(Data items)
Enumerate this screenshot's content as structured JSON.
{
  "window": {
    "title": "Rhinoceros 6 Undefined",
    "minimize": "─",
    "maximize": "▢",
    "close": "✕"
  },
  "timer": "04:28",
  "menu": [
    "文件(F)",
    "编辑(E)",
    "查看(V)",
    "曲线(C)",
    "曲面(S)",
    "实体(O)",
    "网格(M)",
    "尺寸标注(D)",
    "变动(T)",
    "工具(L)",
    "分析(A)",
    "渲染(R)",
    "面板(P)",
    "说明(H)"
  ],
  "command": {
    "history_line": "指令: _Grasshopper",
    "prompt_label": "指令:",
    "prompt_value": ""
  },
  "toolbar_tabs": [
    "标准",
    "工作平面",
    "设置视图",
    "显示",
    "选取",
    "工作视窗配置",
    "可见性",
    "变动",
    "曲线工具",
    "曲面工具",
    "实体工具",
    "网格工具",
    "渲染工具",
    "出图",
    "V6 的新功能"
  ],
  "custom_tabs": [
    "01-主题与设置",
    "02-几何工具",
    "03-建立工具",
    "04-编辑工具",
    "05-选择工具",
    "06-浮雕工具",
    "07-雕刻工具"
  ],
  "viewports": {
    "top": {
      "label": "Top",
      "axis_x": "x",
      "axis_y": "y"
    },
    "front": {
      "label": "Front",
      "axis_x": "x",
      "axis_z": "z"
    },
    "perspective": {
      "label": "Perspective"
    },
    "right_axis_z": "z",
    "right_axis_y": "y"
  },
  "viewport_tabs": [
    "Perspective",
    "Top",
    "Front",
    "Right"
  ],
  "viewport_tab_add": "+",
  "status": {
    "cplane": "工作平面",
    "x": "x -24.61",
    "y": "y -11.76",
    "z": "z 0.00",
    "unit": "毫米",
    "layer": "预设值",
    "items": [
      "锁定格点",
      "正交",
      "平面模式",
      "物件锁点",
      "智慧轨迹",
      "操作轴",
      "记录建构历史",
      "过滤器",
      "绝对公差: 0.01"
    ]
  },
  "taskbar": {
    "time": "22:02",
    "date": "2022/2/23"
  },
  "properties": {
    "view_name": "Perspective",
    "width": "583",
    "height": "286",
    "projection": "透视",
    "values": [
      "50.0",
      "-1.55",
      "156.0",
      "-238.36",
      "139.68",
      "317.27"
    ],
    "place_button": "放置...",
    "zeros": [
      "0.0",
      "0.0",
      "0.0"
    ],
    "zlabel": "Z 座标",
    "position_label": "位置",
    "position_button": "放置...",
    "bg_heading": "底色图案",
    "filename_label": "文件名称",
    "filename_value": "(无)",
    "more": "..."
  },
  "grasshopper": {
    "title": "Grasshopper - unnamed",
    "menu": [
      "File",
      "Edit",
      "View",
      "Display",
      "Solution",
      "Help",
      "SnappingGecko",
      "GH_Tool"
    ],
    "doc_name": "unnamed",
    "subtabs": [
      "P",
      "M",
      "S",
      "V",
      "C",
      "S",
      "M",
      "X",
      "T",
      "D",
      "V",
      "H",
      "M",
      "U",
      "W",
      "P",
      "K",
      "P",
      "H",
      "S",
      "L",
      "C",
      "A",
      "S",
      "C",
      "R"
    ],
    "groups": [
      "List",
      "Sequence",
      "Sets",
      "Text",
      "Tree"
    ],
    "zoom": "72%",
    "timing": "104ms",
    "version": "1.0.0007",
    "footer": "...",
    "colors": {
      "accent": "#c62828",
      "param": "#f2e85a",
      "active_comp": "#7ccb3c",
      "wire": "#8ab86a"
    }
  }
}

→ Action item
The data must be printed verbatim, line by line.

→ Written response
Enumerate this screenshot's content as structured JSON.
{
  "window": {
    "title": "Rhinoceros 6 Undefined",
    "minimize": "─",
    "maximize": "▢",
    "close": "✕"
  },
  "timer": "04:28",
  "menu": [
    "文件(F)",
    "编辑(E)",
    "查看(V)",
    "曲线(C)",
    "曲面(S)",
    "实体(O)",
    "网格(M)",
    "尺寸标注(D)",
    "变动(T)",
    "工具(L)",
    "分析(A)",
    "渲染(R)",
    "面板(P)",
    "说明(H)"
  ],
  "command": {
    "history_line": "指令: _Grasshopper",
    "prompt_label": "指令:",
    "prompt_value": ""
  },
  "toolbar_tabs": [
    "标准",
    "工作平面",
    "设置视图",
    "显示",
    "选取",
    "工作视窗配置",
    "可见性",
    "变动",
    "曲线工具",
    "曲面工具",
    "实体工具",
    "网格工具",
    "渲染工具",
    "出图",
    "V6 的新功能"
  ],
  "custom_tabs": [
    "01-主题与设置",
    "02-几何工具",
    "03-建立工具",
    "04-编辑工具",
    "05-选择工具",
    "06-浮雕工具",
    "07-雕刻工具"
  ],
  "viewports": {
    "top": {
      "label": "Top",
      "axis_x": "x",
      "axis_y": "y"
    },
    "front": {
      "label": "Front",
      "axis_x": "x",
      "axis_z": "z"
    },
    "perspective": {
      "label": "Perspective"
    },
    "right_axis_z": "z",
    "right_axis_y": "y"
  },
  "viewport_tabs": [
    "Perspective",
    "Top",
    "Front",
    "Right"
  ],
  "viewport_tab_add": "+",
  "status": {
    "cplane": "工作平面",
    "x": "x -24.61",
    "y": "y -11.76",
    "z": "z 0.00",
    "unit": "毫米",
    "layer": "预设值",
    "items": [
      "锁定格点",
      "正交",
      "平面模式",
      "物件锁点",
      "智慧轨迹",
      "操作轴",
      "记录建构历史",
      "过滤器",
      "绝对公差: 0.01"
    ]
  },
  "taskbar": {
    "time": "22:02",
    "date": "2022/2/23"
  },
  "properties": {
    "view_name": "Perspective",
    "width": "583",
    "height": "286",
    "projection": "透视",
    "values": [
      "50.0",
      "-1.55",
      "156.0",
      "-238.36",
      "139.68",
      "317.27"
    ],
    "place_button": "放置...",
    "zeros": [
      "0.0",
      "0.0",
      "0.0"
    ],
    "zlabel": "Z 座标",
    "position_label": "位置",
    "position_button": "放置...",
    "bg_heading": "底色图案",
    "filename_label": "文件名称",
    "filename_value": "(无)",
    "more": "..."
  },
  "grasshopper": {
    "title": "Grasshopper - unnamed",
    "menu": [
      "File",
      "Edit",
      "View",
      "Display",
      "Solution",
      "Help",
      "SnappingGecko",
      "GH_Tool"
    ],
    "doc_name": "unnamed",
    "subtabs": [
      "P",
      "M",
      "S",
      "V",
      "C",
      "S",
      "M",
      "X",
      "T",
      "D",
      "V",
      "H",
      "M",
      "U",
      "W",
      "P",
      "K",
      "P",
      "H",
      "S",
      "L",
      "C",
      "A",
      "S",
      "C",
      "R"
    ],
    "groups": [
      "List",
      "Sequence",
      "Sets",
      "Text",
      "Tree"
    ],
    "zoom": "72%",
    "timing": "104ms",
    "version": "1.0.0007",
    "footer": "...",
    "colors": {
      "accent": "#c62828",
      "param": "#f2e85a",
      "active_comp": "#7ccb3c",
      "wire": "#8ab86a"
    }
  }
}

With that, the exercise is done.